_WHAT YOU SHOULD DO_
Using the listing that follows, return every line with the word "Éditer".

_RECORDS SUPPLIED_
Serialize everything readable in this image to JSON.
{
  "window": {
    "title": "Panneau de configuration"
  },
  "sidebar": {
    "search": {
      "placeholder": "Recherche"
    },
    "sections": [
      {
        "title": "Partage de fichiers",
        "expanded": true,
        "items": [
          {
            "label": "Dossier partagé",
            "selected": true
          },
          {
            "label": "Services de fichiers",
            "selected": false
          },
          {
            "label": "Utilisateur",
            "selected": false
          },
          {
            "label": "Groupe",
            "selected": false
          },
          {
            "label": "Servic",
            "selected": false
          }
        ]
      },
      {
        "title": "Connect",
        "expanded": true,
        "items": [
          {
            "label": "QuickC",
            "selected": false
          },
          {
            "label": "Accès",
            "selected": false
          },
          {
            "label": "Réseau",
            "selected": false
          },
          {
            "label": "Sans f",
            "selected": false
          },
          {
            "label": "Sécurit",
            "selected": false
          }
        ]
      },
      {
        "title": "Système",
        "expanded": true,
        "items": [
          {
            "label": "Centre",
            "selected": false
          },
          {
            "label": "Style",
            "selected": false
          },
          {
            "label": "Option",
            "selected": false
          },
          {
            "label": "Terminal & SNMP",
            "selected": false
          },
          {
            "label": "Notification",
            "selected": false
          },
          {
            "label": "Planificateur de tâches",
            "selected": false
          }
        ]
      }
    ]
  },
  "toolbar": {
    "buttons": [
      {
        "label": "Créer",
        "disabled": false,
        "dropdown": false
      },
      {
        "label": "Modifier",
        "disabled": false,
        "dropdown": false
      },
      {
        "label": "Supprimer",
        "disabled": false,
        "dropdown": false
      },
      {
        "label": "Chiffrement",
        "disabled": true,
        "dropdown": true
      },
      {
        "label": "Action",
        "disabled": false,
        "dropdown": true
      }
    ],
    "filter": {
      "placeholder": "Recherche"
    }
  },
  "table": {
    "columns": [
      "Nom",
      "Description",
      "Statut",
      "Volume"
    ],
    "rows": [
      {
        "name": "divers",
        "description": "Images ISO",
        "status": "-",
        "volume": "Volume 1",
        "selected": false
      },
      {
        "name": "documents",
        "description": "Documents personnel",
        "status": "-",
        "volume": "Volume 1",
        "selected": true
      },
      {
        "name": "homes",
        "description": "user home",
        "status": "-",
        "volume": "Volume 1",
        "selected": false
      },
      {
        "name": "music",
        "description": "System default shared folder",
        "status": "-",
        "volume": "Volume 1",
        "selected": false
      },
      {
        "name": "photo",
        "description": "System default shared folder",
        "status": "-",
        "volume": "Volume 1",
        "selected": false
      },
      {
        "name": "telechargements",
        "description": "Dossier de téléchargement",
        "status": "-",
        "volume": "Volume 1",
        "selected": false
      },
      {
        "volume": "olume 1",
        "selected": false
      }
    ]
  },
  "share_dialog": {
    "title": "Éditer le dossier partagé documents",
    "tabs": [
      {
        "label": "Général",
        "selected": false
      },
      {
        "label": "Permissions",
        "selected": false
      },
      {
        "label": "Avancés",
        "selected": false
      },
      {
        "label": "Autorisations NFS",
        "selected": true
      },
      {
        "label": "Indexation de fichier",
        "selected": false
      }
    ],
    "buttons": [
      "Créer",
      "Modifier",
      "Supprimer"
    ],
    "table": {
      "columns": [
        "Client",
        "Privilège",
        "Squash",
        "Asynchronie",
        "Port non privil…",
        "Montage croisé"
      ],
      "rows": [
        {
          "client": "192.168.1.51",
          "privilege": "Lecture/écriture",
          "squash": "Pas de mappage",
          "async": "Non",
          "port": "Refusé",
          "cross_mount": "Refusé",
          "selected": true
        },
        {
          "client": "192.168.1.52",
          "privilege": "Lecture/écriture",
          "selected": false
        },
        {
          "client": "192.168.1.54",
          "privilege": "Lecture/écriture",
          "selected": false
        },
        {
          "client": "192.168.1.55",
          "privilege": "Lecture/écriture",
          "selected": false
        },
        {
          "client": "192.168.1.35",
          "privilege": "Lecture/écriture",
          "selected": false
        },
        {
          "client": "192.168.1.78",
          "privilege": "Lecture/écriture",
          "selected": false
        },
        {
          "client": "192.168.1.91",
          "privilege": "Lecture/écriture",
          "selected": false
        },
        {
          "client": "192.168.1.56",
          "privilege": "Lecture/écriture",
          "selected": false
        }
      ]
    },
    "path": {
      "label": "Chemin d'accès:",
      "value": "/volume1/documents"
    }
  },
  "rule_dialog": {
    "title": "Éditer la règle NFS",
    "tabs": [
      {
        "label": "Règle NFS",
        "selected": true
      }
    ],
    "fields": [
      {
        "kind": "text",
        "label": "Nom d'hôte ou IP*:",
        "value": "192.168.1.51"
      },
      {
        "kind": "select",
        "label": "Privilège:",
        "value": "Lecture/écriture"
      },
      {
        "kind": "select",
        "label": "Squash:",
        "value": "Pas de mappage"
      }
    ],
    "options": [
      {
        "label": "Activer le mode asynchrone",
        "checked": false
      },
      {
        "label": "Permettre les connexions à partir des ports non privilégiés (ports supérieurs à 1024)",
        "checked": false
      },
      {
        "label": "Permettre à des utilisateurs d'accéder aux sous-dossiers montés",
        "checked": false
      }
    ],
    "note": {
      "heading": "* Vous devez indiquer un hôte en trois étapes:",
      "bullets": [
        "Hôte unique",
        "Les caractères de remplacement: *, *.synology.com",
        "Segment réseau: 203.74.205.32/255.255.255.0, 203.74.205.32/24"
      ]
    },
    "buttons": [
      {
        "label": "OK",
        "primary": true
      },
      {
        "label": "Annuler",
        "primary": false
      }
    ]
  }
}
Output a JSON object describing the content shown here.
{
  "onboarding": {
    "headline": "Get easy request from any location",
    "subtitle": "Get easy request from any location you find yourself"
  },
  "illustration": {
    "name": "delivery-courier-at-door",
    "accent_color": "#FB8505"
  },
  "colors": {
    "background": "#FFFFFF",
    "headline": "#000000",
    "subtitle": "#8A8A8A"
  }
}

_ANSWER TO THIS TASK_
    "title": "Éditer le dossier partagé documents",
    "title": "Éditer la règle NFS",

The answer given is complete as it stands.